There is one known way to distinguish between true chorioamnionitis in labor and non-infectious fever due to the epidural anesthesia. Gibbs and colleagues found that amniotic fluid aspirated from an intrauterine pressure catheter, a device commonly utilized for monitoring contractions in labor, could be used to accurately make the diagnosis of infection using gram stain and culture. More recently, many papers have shown that low glucose levels and elevated IL-6 in amniotic fluid were also accurate tests for infection. While these markers could in theory be used for distinguishing between epidural fever and true chorioamnionitis, most patients do not require such a device and this approach would not likely gain widespread favor. Alternatively, however, this approach could be used as a research tool in women who already have such a catheter in place to determine if there are additional non-invasive clinical or laboratory markers to distinguish one from the other.

Recently proteomic assessment has become an extremely effective tool in determining if there are certain markers for various diseases. Proteomics is the determination of the structure, function, and expression of all of the corresponding proteins that are encoded within the genome structure. It can also be defined as the "fingerprint" of a disease process. It involves running tandem mass spectometry on the fluid of interest.

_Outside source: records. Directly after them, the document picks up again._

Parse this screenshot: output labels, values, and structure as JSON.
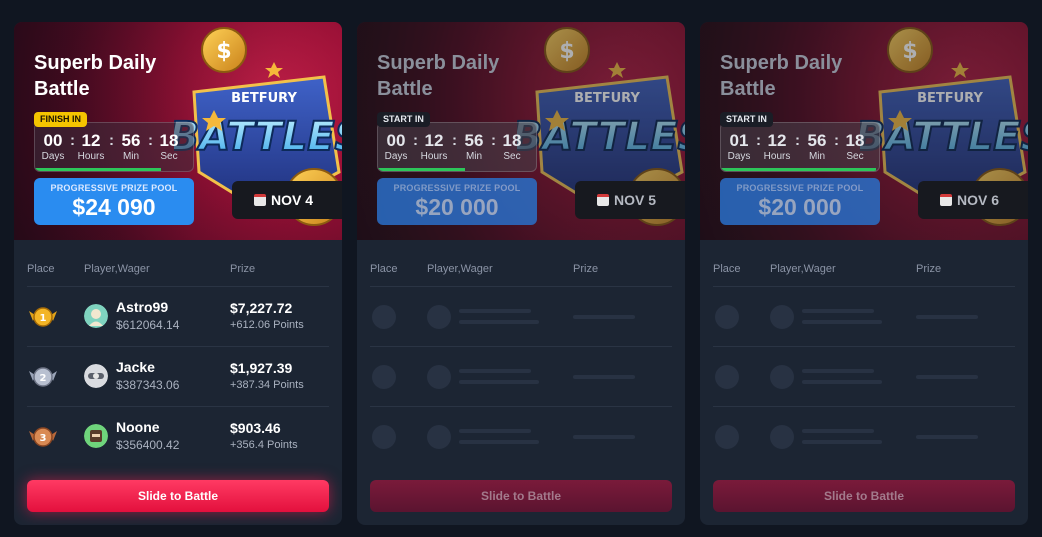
{
  "cards": [
    {
      "title": "Superb Daily Battle",
      "timer_label": "FINISH IN",
      "timer": {
        "days": "00",
        "hours": "12",
        "min": "56",
        "sec": "18"
      },
      "timer_progress": 0.8,
      "pool_label": "PROGRESSIVE PRIZE POOL",
      "pool_value": "$24 090",
      "date": "NOV 4",
      "button": "Slide to Battle",
      "rows": [
        {
          "name": "Astro99",
          "wager": "$612064.14",
          "prize": "$7,227.72",
          "points": "+612.06 Points",
          "place": "1"
        },
        {
          "name": "Jacke",
          "wager": "$387343.06",
          "prize": "$1,927.39",
          "points": "+387.34 Points",
          "place": "2"
        },
        {
          "name": "Noone",
          "wager": "$356400.42",
          "prize": "$903.46",
          "points": "+356.4 Points",
          "place": "3"
        }
      ]
    },
    {
      "title": "Superb Daily Battle",
      "timer_label": "START IN",
      "timer": {
        "days": "00",
        "hours": "12",
        "min": "56",
        "sec": "18"
      },
      "timer_progress": 0.55,
      "pool_label": "PROGRESSIVE PRIZE POOL",
      "pool_value": "$20 000",
      "date": "NOV 5",
      "button": "Slide to Battle"
    },
    {
      "title": "Superb Daily Battle",
      "timer_label": "START IN",
      "timer": {
        "days": "01",
        "hours": "12",
        "min": "56",
        "sec": "18"
      },
      "timer_progress": 0.98,
      "pool_label": "PROGRESSIVE PRIZE POOL",
      "pool_value": "$20 000",
      "date": "NOV 6",
      "button": "Slide to Battle"
    }
  ],
  "table_headers": {
    "place": "Place",
    "player": "Player,Wager",
    "prize": "Prize"
  },
  "timer_units": {
    "days": "Days",
    "hours": "Hours",
    "min": "Min",
    "sec": "Sec"
  },
  "logo": {
    "brand": "BETFURY",
    "word": "BATTLES"
  },
  "colors": {
    "accent_red": "#e3103d",
    "pool_blue": "#2a8cf0",
    "progress_green": "#2dc65a",
    "gold": "#e2a321"
  }
}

Such an approach could be extremely valuable both in determining whether the mother actually has chorioamnionitis and, if so, whether there are better markers for neonatal sepsis.

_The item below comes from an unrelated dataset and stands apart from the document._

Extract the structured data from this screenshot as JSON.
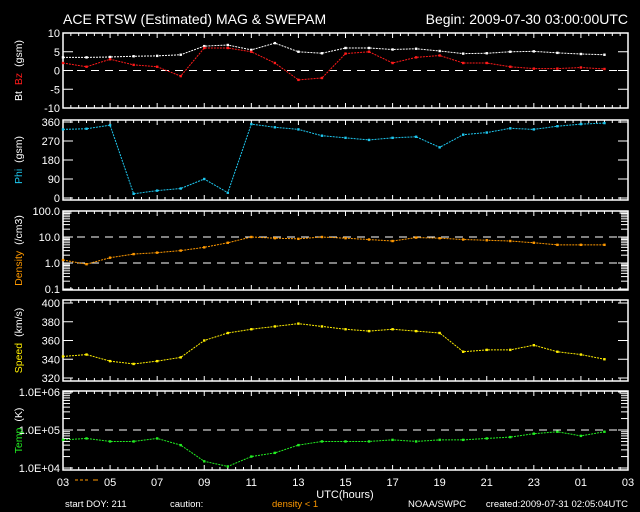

  Eligibility

Ages Eligible for Study:   18 Years and older
Genders Eligible for Study:   Female
Accepts Healthy Volunteers:   Yes
Sampling Method:   Non-Probability Sample
Study Population

Women >18 years of age that present to labor and delivery and are in active labor.

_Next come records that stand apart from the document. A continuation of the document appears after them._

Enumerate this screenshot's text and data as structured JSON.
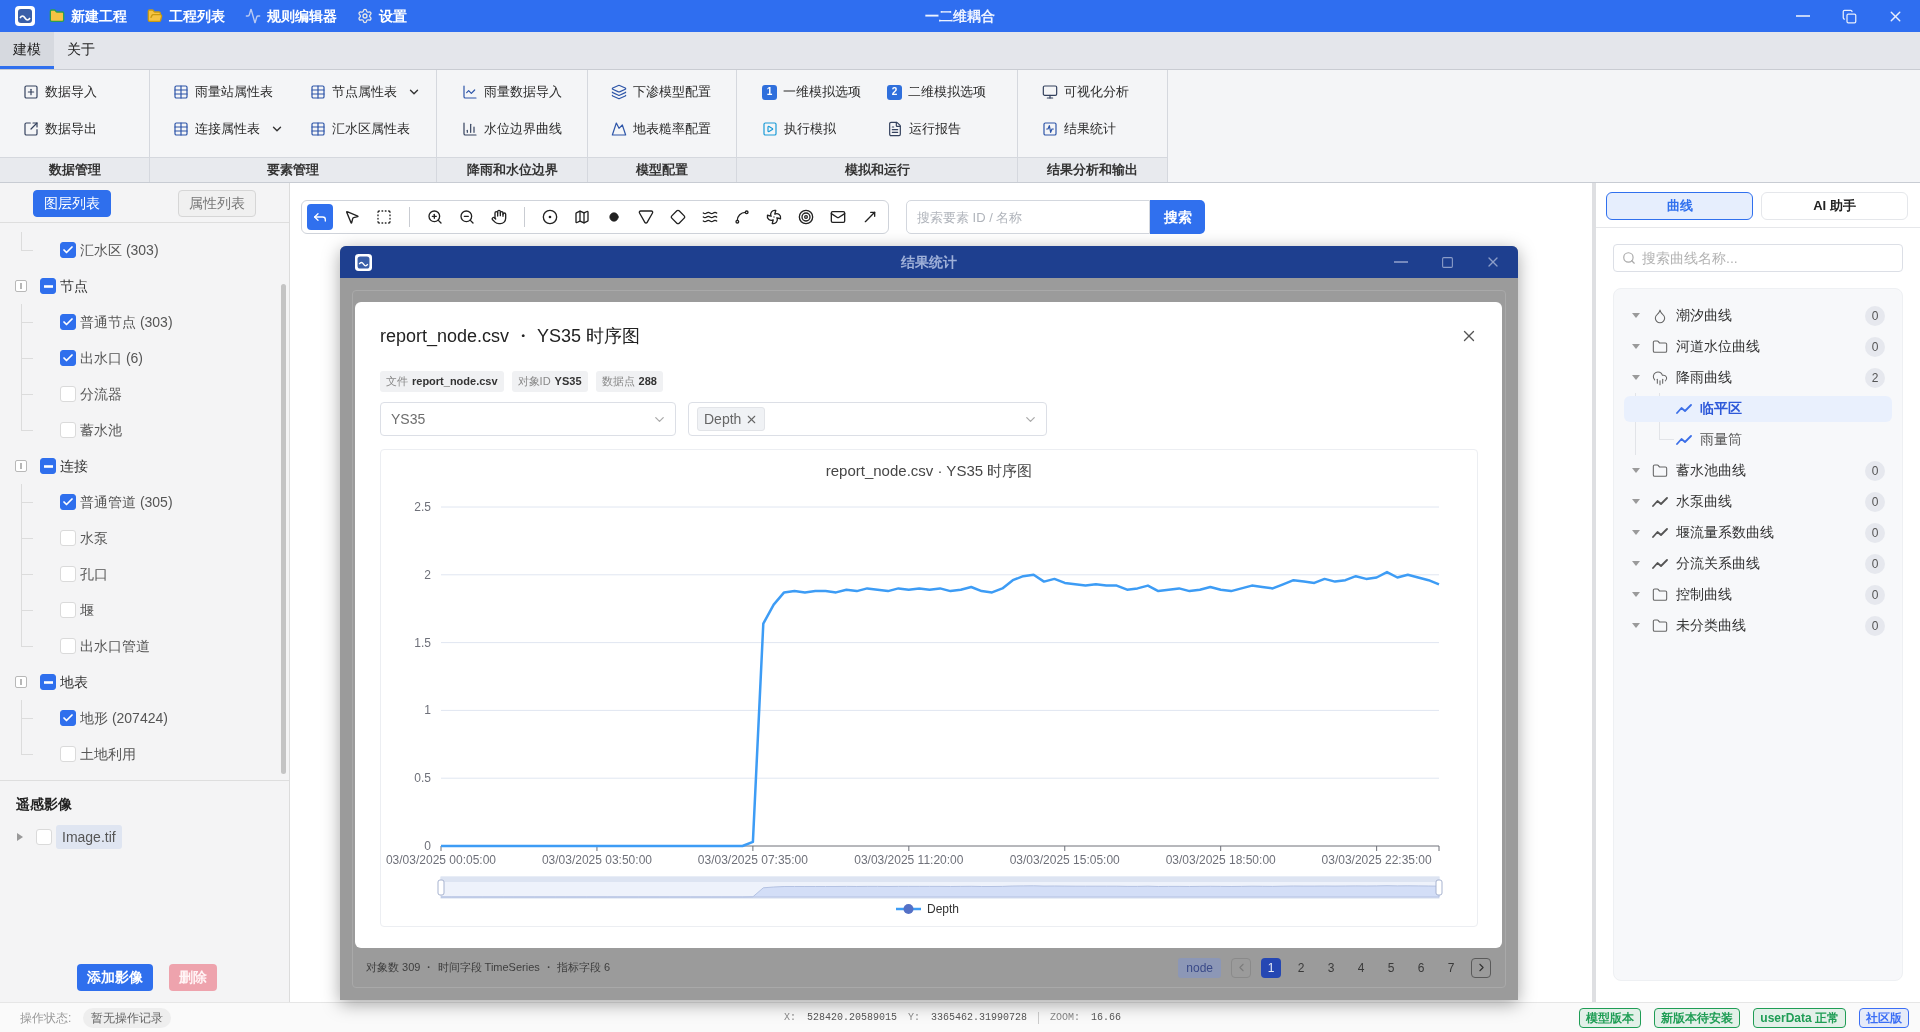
{
  "title_bar": {
    "menu": [
      "新建工程",
      "工程列表",
      "规则编辑器",
      "设置"
    ],
    "title": "一二维耦合"
  },
  "menu_tabs": [
    {
      "label": "建模",
      "selected": true
    },
    {
      "label": "关于",
      "selected": false
    }
  ],
  "ribbon": [
    {
      "title": "数据管理",
      "rows": [
        [
          {
            "label": "数据导入",
            "has_menu": false
          }
        ],
        [
          {
            "label": "数据导出",
            "has_menu": false
          }
        ]
      ]
    },
    {
      "title": "要素管理",
      "rows": [
        [
          {
            "label": "雨量站属性表",
            "has_menu": false
          },
          {
            "label": "节点属性表",
            "has_menu": true
          }
        ],
        [
          {
            "label": "连接属性表",
            "has_menu": true
          },
          {
            "label": "汇水区属性表",
            "has_menu": false
          }
        ]
      ]
    },
    {
      "title": "降雨和水位边界",
      "rows": [
        [
          {
            "label": "雨量数据导入",
            "has_menu": false
          }
        ],
        [
          {
            "label": "水位边界曲线",
            "has_menu": false
          }
        ]
      ]
    },
    {
      "title": "模型配置",
      "rows": [
        [
          {
            "label": "下渗模型配置",
            "has_menu": false
          }
        ],
        [
          {
            "label": "地表糙率配置",
            "has_menu": false
          }
        ]
      ]
    },
    {
      "title": "模拟和运行",
      "rows": [
        [
          {
            "label": "一维模拟选项",
            "icon_text": "1",
            "has_menu": false
          },
          {
            "label": "二维模拟选项",
            "icon_text": "2",
            "has_menu": false
          }
        ],
        [
          {
            "label": "执行模拟",
            "has_menu": false
          },
          {
            "label": "运行报告",
            "has_menu": false
          }
        ]
      ]
    },
    {
      "title": "结果分析和输出",
      "rows": [
        [
          {
            "label": "可视化分析",
            "has_menu": false
          }
        ],
        [
          {
            "label": "结果统计",
            "has_menu": false
          }
        ]
      ]
    }
  ],
  "left_tabs": [
    {
      "label": "图层列表",
      "selected": true
    },
    {
      "label": "属性列表",
      "selected": false
    }
  ],
  "layer_tree": [
    {
      "children": [
        {
          "label": "汇水区 (303)",
          "checked": true
        }
      ]
    },
    {
      "label": "节点",
      "indeterminate": true,
      "children": [
        {
          "label": "普通节点 (303)",
          "checked": true
        },
        {
          "label": "出水口 (6)",
          "checked": true
        },
        {
          "label": "分流器",
          "checked": false
        },
        {
          "label": "蓄水池",
          "checked": false
        }
      ]
    },
    {
      "label": "连接",
      "indeterminate": true,
      "children": [
        {
          "label": "普通管道 (305)",
          "checked": true
        },
        {
          "label": "水泵",
          "checked": false
        },
        {
          "label": "孔口",
          "checked": false
        },
        {
          "label": "堰",
          "checked": false
        },
        {
          "label": "出水口管道",
          "checked": false
        }
      ]
    },
    {
      "label": "地表",
      "indeterminate": true,
      "children": [
        {
          "label": "地形 (207424)",
          "checked": true
        },
        {
          "label": "土地利用",
          "checked": false
        }
      ]
    }
  ],
  "remote_sensing": {
    "title": "遥感影像",
    "items": [
      {
        "label": "Image.tif",
        "checked": false
      }
    ]
  },
  "left_buttons": [
    {
      "label": "添加影像",
      "kind": "primary",
      "disabled": false
    },
    {
      "label": "删除",
      "kind": "danger",
      "disabled": true
    }
  ],
  "toolbar": {
    "groups": [
      [
        {
          "selected": true
        },
        {
          "selected": false
        },
        {
          "selected": false
        }
      ],
      [
        {
          "selected": false
        },
        {
          "selected": false
        },
        {
          "selected": false
        }
      ],
      [
        {
          "selected": false
        },
        {
          "selected": false
        },
        {
          "selected": false
        },
        {
          "selected": false
        },
        {
          "selected": false
        },
        {
          "selected": false
        },
        {
          "selected": false
        },
        {
          "selected": false
        },
        {
          "selected": false
        },
        {
          "selected": false
        },
        {
          "selected": false
        }
      ]
    ]
  },
  "element_search": {
    "placeholder": "搜索要素 ID / 名称",
    "button": "搜索"
  },
  "result_window": {
    "title": "结果统计",
    "modal": {
      "title": "report_node.csv ・ YS35 时序图",
      "meta": [
        {
          "label": "文件",
          "value": "report_node.csv"
        },
        {
          "label": "对象ID",
          "value": "YS35"
        },
        {
          "label": "数据点",
          "value": "288"
        }
      ],
      "object_select": {
        "value": "YS35"
      },
      "metric_select": {
        "tags": [
          "Depth"
        ]
      },
      "chart_data": {
        "type": "line",
        "title": "report_node.csv · YS35 时序图",
        "grid": true,
        "ylim": [
          0,
          2.5
        ],
        "yticks": [
          0,
          0.5,
          1,
          1.5,
          2,
          2.5
        ],
        "categories": [
          "03/03/2025 00:05:00",
          null,
          null,
          null,
          null,
          null,
          null,
          null,
          null,
          null,
          null,
          null,
          null,
          null,
          null,
          "03/03/2025 03:50:00",
          null,
          null,
          null,
          null,
          null,
          null,
          null,
          null,
          null,
          null,
          null,
          null,
          null,
          null,
          "03/03/2025 07:35:00",
          null,
          null,
          null,
          null,
          null,
          null,
          null,
          null,
          null,
          null,
          null,
          null,
          null,
          null,
          "03/03/2025 11:20:00",
          null,
          null,
          null,
          null,
          null,
          null,
          null,
          null,
          null,
          null,
          null,
          null,
          null,
          null,
          "03/03/2025 15:05:00",
          null,
          null,
          null,
          null,
          null,
          null,
          null,
          null,
          null,
          null,
          null,
          null,
          null,
          null,
          "03/03/2025 18:50:00",
          null,
          null,
          null,
          null,
          null,
          null,
          null,
          null,
          null,
          null,
          null,
          null,
          null,
          null,
          "03/03/2025 22:35:00",
          null,
          null,
          null,
          null,
          null,
          null
        ],
        "series": [
          {
            "name": "Depth",
            "color": "#3d9cf5",
            "values": [
              0,
              0,
              0,
              0,
              0,
              0,
              0,
              0,
              0,
              0,
              0,
              0,
              0,
              0,
              0,
              0,
              0,
              0,
              0,
              0,
              0,
              0,
              0,
              0,
              0,
              0,
              0,
              0,
              0,
              0,
              0.03,
              1.64,
              1.78,
              1.87,
              1.88,
              1.87,
              1.88,
              1.88,
              1.87,
              1.89,
              1.88,
              1.9,
              1.89,
              1.88,
              1.9,
              1.89,
              1.9,
              1.89,
              1.9,
              1.88,
              1.89,
              1.91,
              1.88,
              1.87,
              1.9,
              1.96,
              1.99,
              2.0,
              1.95,
              1.97,
              1.94,
              1.93,
              1.92,
              1.93,
              1.92,
              1.92,
              1.89,
              1.9,
              1.92,
              1.88,
              1.89,
              1.9,
              1.88,
              1.89,
              1.91,
              1.89,
              1.88,
              1.9,
              1.92,
              1.91,
              1.9,
              1.93,
              1.96,
              1.95,
              1.94,
              1.97,
              1.95,
              1.96,
              1.99,
              1.97,
              1.98,
              2.02,
              1.98,
              2.0,
              1.98,
              1.96,
              1.93
            ]
          }
        ]
      }
    },
    "footer": {
      "summary": "对象数 309 ・ 时间字段 TimeSeries ・ 指标字段 6",
      "type_tag": "node",
      "prev_disabled": true,
      "next_disabled": false,
      "pages": [
        {
          "label": "1",
          "selected": true
        },
        {
          "label": "2",
          "selected": false
        },
        {
          "label": "3",
          "selected": false
        },
        {
          "label": "4",
          "selected": false
        },
        {
          "label": "5",
          "selected": false
        },
        {
          "label": "6",
          "selected": false
        },
        {
          "label": "7",
          "selected": false
        }
      ]
    }
  },
  "curve_tabs": [
    {
      "label": "曲线",
      "selected": true
    },
    {
      "label": "AI 助手",
      "selected": false
    }
  ],
  "curve_search": {
    "placeholder": "搜索曲线名称..."
  },
  "curve_tree": [
    {
      "kind": "drop",
      "label": "潮汐曲线",
      "count": "0"
    },
    {
      "kind": "folder",
      "label": "河道水位曲线",
      "count": "0"
    },
    {
      "kind": "rain",
      "label": "降雨曲线",
      "count": "2",
      "children": [
        {
          "label": "临平区",
          "selected": true
        },
        {
          "label": "雨量筒",
          "selected": false
        }
      ]
    },
    {
      "kind": "folder",
      "label": "蓄水池曲线",
      "count": "0"
    },
    {
      "kind": "trend",
      "label": "水泵曲线",
      "count": "0"
    },
    {
      "kind": "trend",
      "label": "堰流量系数曲线",
      "count": "0"
    },
    {
      "kind": "trend",
      "label": "分流关系曲线",
      "count": "0"
    },
    {
      "kind": "folder",
      "label": "控制曲线",
      "count": "0"
    },
    {
      "kind": "folder",
      "label": "未分类曲线",
      "count": "0"
    }
  ],
  "status_bar": {
    "label": "操作状态:",
    "value": "暂无操作记录",
    "position": [
      {
        "label": "X:",
        "value": "528420.20589015"
      },
      {
        "label": "Y:",
        "value": "3365462.31990728"
      }
    ],
    "zoom": {
      "label": "ZOOM:",
      "value": "16.66"
    },
    "badges": [
      {
        "label": "模型版本",
        "color": "#1f9d55"
      },
      {
        "label": "新版本待安装",
        "color": "#1f9d55"
      },
      {
        "label": "userData 正常",
        "color": "#1f9d55"
      },
      {
        "label": "社区版",
        "color": "#3b6ef5"
      }
    ]
  }
}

Criteria

Inclusion Criteria:

  • Nulliparous
  • Maternal age > 18 years of age
  • Estimated gestational age (EGA) > 36 0/7 weeks
  • Active labor (> 4 cm dilated)
  • Epidural anesthesia
  • IUPC in place prior to development of fever
  • Temperature of > 38 degrees
  • Consents to study

Exclusion Criteria:

  • Multiparous
  • Maternal age < 18 years of age
  • External tocometer
  Contacts and Locations
Choosing to participate in a study is an important personal decision. Talk with your doctor and family members or friends about deciding to join a study. To learn more about this study, you or your doctor may contact the study research staff using the Contacts provided below. For general information, see Learn About Clinical Studies.

Please refer to this study by its ClinicalTrials.gov identifier: NCT00326521

Contacts
Contact: Christine Preslicka, Rn 562-933-2755 Cpreslicka@memorialcare.org
Contact: Michael P Nageotte, MD 562-933-2730 mnageotte@memorialcare.org

Locations
United States, California
Long Beach Memorial Medical Center Recruiting
Long Beach, California, United States, 90806
Contact: Christine Preslicka, RN    562-933-2755    cpreslicka@memorialcare.org   
Contact: Michael P Nageotte, MD    562-933-2730    mnageotte@memorialcare.org   
Principal Investigator: Michael P Nageotte, MD         
Sub-Investigator: Kim C Winovitch, MD         
UCI Medical Center Recruiting
Orange, California, United States, 92686
Contact: Pam Rumney, RN    714-456-5967    prumney@uci.edu   
Contact: Deborah Wing, MD    714-456-5967    dwing@uci.edu   
Principal Investigator: Deborah Wing, MD         
Sub-Investigator: Kim C Winovitch, MD         
Sponsors and Collaborators
MemorialCare
Investigators
Principal Investigator: Michael P Nageotte, MD Memorial Care
  More Information

Publications:
Responsible Party: Christine Preslicka, Department of Obstetrics and Gynecology, Division of Maternal Fetal Medicine
ClinicalTrials.gov Identifier: NCT00326521     History of Changes
Other Study ID Numbers: 297-05
Study First Received: May 15, 2006
Last Updated: June 5, 2008
Health Authority: United States: Institutional Review Board

Keywords provided by MemorialCare:
Pregnant Women
Epidural Anesthesia
Fever
Chorioamnionitis
Intrauterine pressure catheter
Pregnancy

Additional relevant MeSH terms:
Fever
Body Temperature Changes
Signs and Symptoms
Anesthetics
Central Nervous System Depressants
Physiological Effects of Drugs
Pharmacologic Actions
Central Nervous System Agents
Therapeutic Uses

ClinicalTrials.gov processed this record on October 16, 2014